> [Dataset content]

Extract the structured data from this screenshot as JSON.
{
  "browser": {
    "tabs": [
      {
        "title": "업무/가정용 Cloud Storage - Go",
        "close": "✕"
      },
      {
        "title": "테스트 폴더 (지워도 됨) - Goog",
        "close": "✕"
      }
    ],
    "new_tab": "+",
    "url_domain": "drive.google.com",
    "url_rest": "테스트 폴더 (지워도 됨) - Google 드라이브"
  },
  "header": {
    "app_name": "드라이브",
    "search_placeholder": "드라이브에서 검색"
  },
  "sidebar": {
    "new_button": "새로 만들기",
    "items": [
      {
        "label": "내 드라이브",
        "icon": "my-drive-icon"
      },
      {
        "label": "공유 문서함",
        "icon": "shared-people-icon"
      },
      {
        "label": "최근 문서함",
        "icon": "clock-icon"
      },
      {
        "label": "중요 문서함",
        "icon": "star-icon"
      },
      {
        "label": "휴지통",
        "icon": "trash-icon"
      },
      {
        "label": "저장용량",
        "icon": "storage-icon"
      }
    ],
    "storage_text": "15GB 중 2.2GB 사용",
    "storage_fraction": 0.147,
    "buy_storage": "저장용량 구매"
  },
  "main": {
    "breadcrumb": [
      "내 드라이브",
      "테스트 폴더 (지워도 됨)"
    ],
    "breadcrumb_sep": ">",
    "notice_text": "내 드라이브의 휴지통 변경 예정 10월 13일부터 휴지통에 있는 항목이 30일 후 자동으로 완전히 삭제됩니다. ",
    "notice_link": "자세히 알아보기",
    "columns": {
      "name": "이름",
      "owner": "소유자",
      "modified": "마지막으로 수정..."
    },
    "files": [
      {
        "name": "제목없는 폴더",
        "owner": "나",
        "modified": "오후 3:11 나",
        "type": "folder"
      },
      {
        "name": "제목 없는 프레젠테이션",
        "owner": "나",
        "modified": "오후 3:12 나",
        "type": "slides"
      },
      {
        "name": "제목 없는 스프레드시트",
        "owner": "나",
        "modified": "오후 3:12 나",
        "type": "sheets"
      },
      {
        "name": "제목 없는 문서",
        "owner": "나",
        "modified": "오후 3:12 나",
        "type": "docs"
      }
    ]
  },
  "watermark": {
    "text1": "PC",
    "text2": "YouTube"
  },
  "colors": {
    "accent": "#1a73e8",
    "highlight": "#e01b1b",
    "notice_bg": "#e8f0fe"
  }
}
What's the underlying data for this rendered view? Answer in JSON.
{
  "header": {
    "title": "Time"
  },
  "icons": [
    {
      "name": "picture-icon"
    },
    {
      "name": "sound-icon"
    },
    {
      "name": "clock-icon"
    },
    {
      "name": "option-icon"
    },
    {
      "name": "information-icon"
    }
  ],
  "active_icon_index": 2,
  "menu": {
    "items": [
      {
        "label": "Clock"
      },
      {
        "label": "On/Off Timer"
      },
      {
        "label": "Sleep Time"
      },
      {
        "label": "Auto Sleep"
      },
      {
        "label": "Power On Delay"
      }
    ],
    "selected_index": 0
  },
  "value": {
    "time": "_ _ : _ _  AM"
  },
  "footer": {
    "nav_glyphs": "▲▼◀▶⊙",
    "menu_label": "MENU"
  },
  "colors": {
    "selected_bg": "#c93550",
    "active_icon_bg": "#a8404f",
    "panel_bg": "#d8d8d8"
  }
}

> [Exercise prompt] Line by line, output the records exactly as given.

> [Exercise output]
Extract the structured data from this screenshot as JSON.
{
  "browser": {
    "tabs": [
      {
        "title": "업무/가정용 Cloud Storage - Go",
        "close": "✕"
      },
      {
        "title": "테스트 폴더 (지워도 됨) - Goog",
        "close": "✕"
      }
    ],
    "new_tab": "+",
    "url_domain": "drive.google.com",
    "url_rest": "테스트 폴더 (지워도 됨) - Google 드라이브"
  },
  "header": {
    "app_name": "드라이브",
    "search_placeholder": "드라이브에서 검색"
  },
  "sidebar": {
    "new_button": "새로 만들기",
    "items": [
      {
        "label": "내 드라이브",
        "icon": "my-drive-icon"
      },
      {
        "label": "공유 문서함",
        "icon": "shared-people-icon"
      },
      {
        "label": "최근 문서함",
        "icon": "clock-icon"
      },
      {
        "label": "중요 문서함",
        "icon": "star-icon"
      },
      {
        "label": "휴지통",
        "icon": "trash-icon"
      },
      {
        "label": "저장용량",
        "icon": "storage-icon"
      }
    ],
    "storage_text": "15GB 중 2.2GB 사용",
    "storage_fraction": 0.147,
    "buy_storage": "저장용량 구매"
  },
  "main": {
    "breadcrumb": [
      "내 드라이브",
      "테스트 폴더 (지워도 됨)"
    ],
    "breadcrumb_sep": ">",
    "notice_text": "내 드라이브의 휴지통 변경 예정 10월 13일부터 휴지통에 있는 항목이 30일 후 자동으로 완전히 삭제됩니다. ",
    "notice_link": "자세히 알아보기",
    "columns": {
      "name": "이름",
      "owner": "소유자",
      "modified": "마지막으로 수정..."
    },
    "files": [
      {
        "name": "제목없는 폴더",
        "owner": "나",
        "modified": "오후 3:11 나",
        "type": "folder"
      },
      {
        "name": "제목 없는 프레젠테이션",
        "owner": "나",
        "modified": "오후 3:12 나",
        "type": "slides"
      },
      {
        "name": "제목 없는 스프레드시트",
        "owner": "나",
        "modified": "오후 3:12 나",
        "type": "sheets"
      },
      {
        "name": "제목 없는 문서",
        "owner": "나",
        "modified": "오후 3:12 나",
        "type": "docs"
      }
    ]
  },
  "watermark": {
    "text1": "PC",
    "text2": "YouTube"
  },
  "colors": {
    "accent": "#1a73e8",
    "highlight": "#e01b1b",
    "notice_bg": "#e8f0fe"
  }
}
What's the underlying data for this rendered view? Answer in JSON.
{
  "header": {
    "title": "Time"
  },
  "icons": [
    {
      "name": "picture-icon"
    },
    {
      "name": "sound-icon"
    },
    {
      "name": "clock-icon"
    },
    {
      "name": "option-icon"
    },
    {
      "name": "information-icon"
    }
  ],
  "active_icon_index": 2,
  "menu": {
    "items": [
      {
        "label": "Clock"
      },
      {
        "label": "On/Off Timer"
      },
      {
        "label": "Sleep Time"
      },
      {
        "label": "Auto Sleep"
      },
      {
        "label": "Power On Delay"
      }
    ],
    "selected_index": 0
  },
  "value": {
    "time": "_ _ : _ _  AM"
  },
  "footer": {
    "nav_glyphs": "▲▼◀▶⊙",
    "menu_label": "MENU"
  },
  "colors": {
    "selected_bg": "#c93550",
    "active_icon_bg": "#a8404f",
    "panel_bg": "#d8d8d8"
  }
}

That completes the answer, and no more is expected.